Picturing a meeting between two of the greatest artists of the 20th Century — Benjamin Britten, the composer and WH Auden, the poet — in the form of a play, is no small feat. Britten and Auden had been great friends in the 1940s, but a severe falling out had meant they would never meet again. Almost 30 years later, writer Alan Bennett imagines an encounter in Auden’s “untidy little flat in Oxford” as the two men near the ends of their lives.
This imagination was named The Habit of Art. Originally written for the National Theatre of Great Britain, or the Royal National Theatre as it is colloquially known, Alan Bennett’s The Habit of Art produced by the Original Theatre Company and Blank Slate, was available for viewing across the world through the platform, Book My Show Online. Directed by Philip Franks, and starring Matthew Kelly and David Yelland in the lead roles, the play was shot digitally before London went into complete lockdown.
It is a layered re-examination of a long-lost friendship.
“In the play, the nature of creativity is looked at through the question of whether to live for art or humanity, and the cost of either choice, is examined with Alan Bennett’s typical wit and insight,” Philip Franks writes to us, adding that themes of friendship, love, humanity and creativity remain untampered with.
This is the first time the play has been revived since its original production, and has since been tweaked by Philip so that it appeals to a universal audience.
“It is also a play within a play. We are watching the run-through of a new work about the two men, and the director of the play is absent. The tensions between the cast and the characters they play and the cast and the author are examined. It is often very funny!”
Bennett is a wonderful writer of dialogue and a brilliant observer of humanity, writes Philip.
“His way with language: rhythm, texture et cetera are very precise and you mess with this at your peril. I encouraged from the cast, the most precise of learning and a minimum of decoration,” continues Philip, adding that the trick here was to make the play look as spontaneous and real as possible. “The entire cast is on stage all the time. In full light. This means that whatever anybody is doing at any given time is in some way adding to the moment. Therefore, if somebody was over on the side doing some improvisation of their own, this may well prove extremely distracting,” says the director.

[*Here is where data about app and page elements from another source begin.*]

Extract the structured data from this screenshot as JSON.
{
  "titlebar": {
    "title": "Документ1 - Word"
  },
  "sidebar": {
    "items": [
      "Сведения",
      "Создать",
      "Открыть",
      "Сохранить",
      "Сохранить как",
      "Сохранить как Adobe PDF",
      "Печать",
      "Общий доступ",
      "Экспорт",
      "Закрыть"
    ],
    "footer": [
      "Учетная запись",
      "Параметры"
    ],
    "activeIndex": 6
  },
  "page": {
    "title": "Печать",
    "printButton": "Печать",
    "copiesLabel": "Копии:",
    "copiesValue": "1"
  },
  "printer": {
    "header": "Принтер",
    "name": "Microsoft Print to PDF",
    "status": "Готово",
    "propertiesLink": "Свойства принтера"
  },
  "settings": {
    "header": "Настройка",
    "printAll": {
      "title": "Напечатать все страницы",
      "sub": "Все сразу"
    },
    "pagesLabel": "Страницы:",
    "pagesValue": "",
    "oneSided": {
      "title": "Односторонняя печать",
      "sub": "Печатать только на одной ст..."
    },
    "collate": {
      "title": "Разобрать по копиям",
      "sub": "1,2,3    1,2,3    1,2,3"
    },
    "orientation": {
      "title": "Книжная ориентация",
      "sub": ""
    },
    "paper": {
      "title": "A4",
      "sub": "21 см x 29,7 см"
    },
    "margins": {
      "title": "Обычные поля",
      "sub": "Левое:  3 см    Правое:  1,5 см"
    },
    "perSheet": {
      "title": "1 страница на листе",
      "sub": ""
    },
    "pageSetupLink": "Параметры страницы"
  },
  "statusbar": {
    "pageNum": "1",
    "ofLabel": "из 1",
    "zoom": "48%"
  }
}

The performance also has a heavy musical component to it, unsurprising, since the story follows the legendary Britten. Songs are sung live and a few pieces of music are used as background score. Apart from that, during a climatic moment, a particular piece of Britten is played on a record player to demonstrate the genius of the man. In terms of choreography, the play opens with a carefully constructed ballet performance as the cast arrives, and a few members of the cast often embody intangible emotions.
Has shifting to the digital format affected the cast and crew’s working process? “The live experience of theatre is irreplaceable, but I hope it gives some flavor of a piece of work, of which I am very proud,” concludes Philip.
This post was written by the author in their personal capacity.The opinions expressed in this article are the author’s own and do not reflect the view of The Theatre Times, their staff or collaborators.
This post was written by Gowri S.
The views expressed here belong to the author and do not necessarily reflect our views and opinions.